By Jennifer Sun and Deborah Barber
When I was in college, The Nature Conservancy had always been one of the top organizations that everyone in my department wanted to work with. Coming from an environmental science-oriented college, I was able to fully connect with TNC's mission and values. Prior to the start of my GLOBE Orientation, I had no idea what to expect. I felt a bit nervous just driving down to Maryland from NYC by myself to begin my new adventures in D.C. and Maryland.
Reflecting back, the orientation was a great opportunity for me to meet other interns and interact with different professionals who work for TNC. I remember the first day of my job when I showed up late, which was kind of embarrassing, because I could not find the office! But luckily, all of the staff were very nice and gave me a warm welcome.
I met my supervisor, Deborah Barber, for the first time during orientation at a hike in Great Falls National Park. Immediately when I saw her in action, I knew that I could learn a lot from her. At the beginning of the internship, she would constantly ask me questions - what I learned from an assignment, or she would say something like, “I noticed you have been recording…or taking notes…” and not just to me, she would ask other colleagues, too. What I noticed about Deborah is that she is a true woman in nature! She is just so excited about everything in nature.
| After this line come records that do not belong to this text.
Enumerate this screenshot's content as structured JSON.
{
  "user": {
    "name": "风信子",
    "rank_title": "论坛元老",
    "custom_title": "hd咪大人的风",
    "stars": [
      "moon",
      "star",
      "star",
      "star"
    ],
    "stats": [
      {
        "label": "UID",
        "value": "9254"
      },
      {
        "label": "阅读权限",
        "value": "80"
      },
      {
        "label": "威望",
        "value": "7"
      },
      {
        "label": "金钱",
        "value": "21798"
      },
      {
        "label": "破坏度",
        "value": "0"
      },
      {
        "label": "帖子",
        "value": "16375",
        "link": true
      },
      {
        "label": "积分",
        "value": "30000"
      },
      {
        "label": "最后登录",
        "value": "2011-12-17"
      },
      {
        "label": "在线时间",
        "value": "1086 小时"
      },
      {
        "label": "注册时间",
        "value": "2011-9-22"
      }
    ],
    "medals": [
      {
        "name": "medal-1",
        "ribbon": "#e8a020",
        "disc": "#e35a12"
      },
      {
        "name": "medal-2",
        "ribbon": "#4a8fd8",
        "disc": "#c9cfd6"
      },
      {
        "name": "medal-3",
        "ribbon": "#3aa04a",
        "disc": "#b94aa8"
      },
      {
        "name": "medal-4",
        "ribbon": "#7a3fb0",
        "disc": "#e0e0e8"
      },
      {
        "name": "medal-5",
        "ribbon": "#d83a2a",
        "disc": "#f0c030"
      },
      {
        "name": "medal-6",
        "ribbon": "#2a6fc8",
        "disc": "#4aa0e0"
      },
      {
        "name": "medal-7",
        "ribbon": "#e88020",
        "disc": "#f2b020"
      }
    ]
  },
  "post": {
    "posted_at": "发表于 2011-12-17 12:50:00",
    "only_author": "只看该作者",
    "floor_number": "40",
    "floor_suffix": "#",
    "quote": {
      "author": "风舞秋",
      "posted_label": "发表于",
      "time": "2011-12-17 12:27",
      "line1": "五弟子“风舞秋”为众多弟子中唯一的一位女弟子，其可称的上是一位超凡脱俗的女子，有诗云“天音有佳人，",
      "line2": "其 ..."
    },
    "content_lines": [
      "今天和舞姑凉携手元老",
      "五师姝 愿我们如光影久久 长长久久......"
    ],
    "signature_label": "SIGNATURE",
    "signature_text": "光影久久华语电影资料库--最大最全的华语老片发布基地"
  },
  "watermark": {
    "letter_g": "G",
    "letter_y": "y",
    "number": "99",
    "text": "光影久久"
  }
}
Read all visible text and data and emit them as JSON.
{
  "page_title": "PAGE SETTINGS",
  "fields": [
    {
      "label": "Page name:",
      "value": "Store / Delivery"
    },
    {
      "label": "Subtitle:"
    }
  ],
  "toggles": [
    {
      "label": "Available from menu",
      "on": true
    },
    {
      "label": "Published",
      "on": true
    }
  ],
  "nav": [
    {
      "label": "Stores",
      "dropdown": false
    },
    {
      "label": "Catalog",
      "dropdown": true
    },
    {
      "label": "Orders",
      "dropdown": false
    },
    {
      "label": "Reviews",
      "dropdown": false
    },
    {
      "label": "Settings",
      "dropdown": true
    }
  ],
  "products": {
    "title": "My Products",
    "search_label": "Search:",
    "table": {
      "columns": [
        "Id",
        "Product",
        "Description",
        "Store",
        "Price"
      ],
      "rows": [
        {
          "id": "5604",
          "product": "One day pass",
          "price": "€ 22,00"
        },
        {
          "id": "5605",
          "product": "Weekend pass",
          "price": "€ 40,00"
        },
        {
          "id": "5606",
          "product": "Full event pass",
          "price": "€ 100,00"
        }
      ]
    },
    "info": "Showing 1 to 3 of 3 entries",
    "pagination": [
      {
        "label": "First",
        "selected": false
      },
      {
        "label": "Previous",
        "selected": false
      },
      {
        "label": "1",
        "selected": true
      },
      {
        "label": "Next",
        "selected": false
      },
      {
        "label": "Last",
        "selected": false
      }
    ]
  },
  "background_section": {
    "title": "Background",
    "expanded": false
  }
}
When we go out into the field, she seems to know every plant and animal that lives in each preserve. I was so amazed by her knowledge! And if we saw something that we did not know about, she would use her resources and find out the answer, then send me a link about the “unknown species”.
I believe what Deborah wanted me to get out of my work was to have a good time in the field. She always encouraged me to go to different preserves and explore a variety of places. What I loved to do with Deborah was to hike along the trail and discover new places. She has great knowledge and it was always fun to go out with her to learn about different species. During the midterm-evaluation meeting, I felt that I had not achieved my personal goals yet, so I asked her about working with different department members and learning from different people. Her response was very open minded. She was happy to help me to understand the organization as a whole and the relationship between different teams. She encouraged me to network with others in different offices. I was grateful that I had opportunities to work with the people in philanthropy and marketing, and also attended their staff meetings and special outreach events. The audio tour project itself has been great because it allowed me to meet with so many naturalists; it was exciting to learn from them and see their passion and love for the land they protect. I found it comforting that TNC recognizes the importance of preserving the knowledge of naturalists and the organization's goal to try to reach out to a new audience of the younger generation through new technology and innovative ideas. This internship opened my eyes to real world conservation in action and the variety of job fields that function together to support the idea of "One Conservancy."
Jennifer refers to some apprehension about leaving home and heading out to the wilds (and the civilized parts!) of Maryland on her own. In pursuing the goals of her internship, though, she was fearless! We dispatched her to rugged mountains, sloshy swamps, buggy bogs, and sun-soaked marshes to meet with total strangers. She jumped right in to her work, and did a great job capturing and preserving their knowledge for the future.
One time we were exploring a trail together, and I asked Jennifer how she came by her love of nature. She told me her father took her to state and national parks, and they enjoyed them together as a family. I then asked how her family felt about her interest in pursuing a career in conservation, and that yielded a different sort of answer. “They’re not so sure about that, they wonder if I can make a good living.” This gave me something to think about. As the offspring of a theologian/minister father and a bookworm/librarian mother, I always took it for granted that my work must be enjoyable, ethical, and meaningful to me; financial reward is far down on the list of concerns. As a Chapter staffer who has employed GLOBE interns for several years, I understand the value of the GLOBE program measured in “work accomplished”-- in our case, the development of authoritative, engaging audio tours that help us share our preserves with a new, wired generation. I also embrace the idea that bringing new faces and fresh perspectives to our work strengthens the conservation movement, and helps us figure out how best to make our work effective and relevant, far into the future. But beyond that, I didn’t understand until this conversation the important statement that the GLOBE program makes to our interns’ families, and to their communities.
There are all sorts of great jobs in conservation, for all sorts of people. Outdoorsy people and indoorsy people; people who love raising money and people who’d rather not think about it; people who work with their muscles, and people who work with their minds; people whose work involves on-the-ground doing, and people whose work involves motivating others to do. And, everyone in between.
By placing interns within one program and giving them structured opportunities to network with other programs, GLOBE gives interns and the communities from which they come a great overview of the many career choices within the Conservancy. That sends a powerful message of welcome and opportunity to the communities that we want to better engage our work.
Visit our audio tours page to enjoy Jennifer’s work!